- Task instructions -
Within the records below, find each line that holds the string "chevron", then copy it.

- Dataset -
+===+
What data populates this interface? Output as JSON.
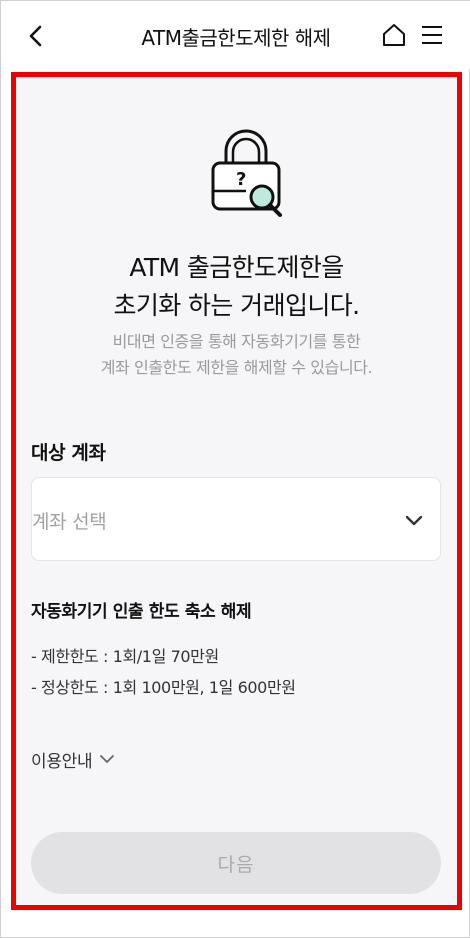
{
  "header": {
    "title": "ATM출금한도제한 해제"
  },
  "icons": {
    "back": "chevron-left-icon",
    "home": "home-icon",
    "menu": "hamburger-menu-icon",
    "lock": "lock-question-magnifier-icon",
    "select_chevron": "chevron-down-icon",
    "guide_chevron": "chevron-down-icon"
  },
  "intro": {
    "headline_line1": "ATM 출금한도제한을",
    "headline_line2": "초기화 하는 거래입니다.",
    "sub_line1": "비대면 인증을 통해 자동화기기를 통한",
    "sub_line2": "계좌 인출한도 제한을 해제할 수 있습니다."
  },
  "account": {
    "label": "대상 계좌",
    "placeholder": "계좌 선택"
  },
  "limits": {
    "title": "자동화기기 인출 한도 축소 해제",
    "line1": "- 제한한도 : 1회/1일 70만원",
    "line2": "- 정상한도 : 1회 100만원, 1일 600만원"
  },
  "guide": {
    "label": "이용안내"
  },
  "footer": {
    "next_label": "다음"
  },
  "colors": {
    "highlight_border": "#ec0000",
    "panel_background": "#f6f6f8",
    "disabled_button": "#e2e2e4",
    "lock_accent": "#bfe8df"
  }
}
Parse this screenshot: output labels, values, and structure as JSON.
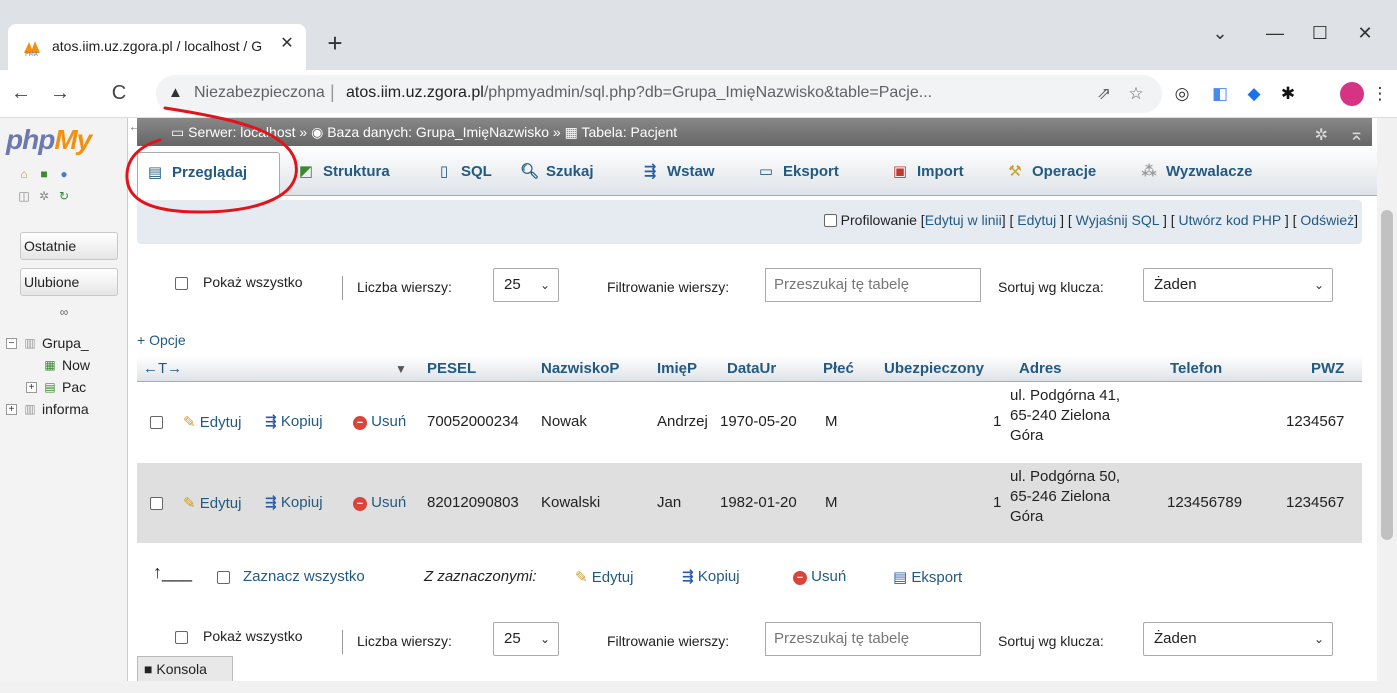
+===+
- Expected answer -
    "back": "chevron-left-icon",
    "select_chevron": "chevron-down-icon",
    "guide_chevron": "chevron-down-icon"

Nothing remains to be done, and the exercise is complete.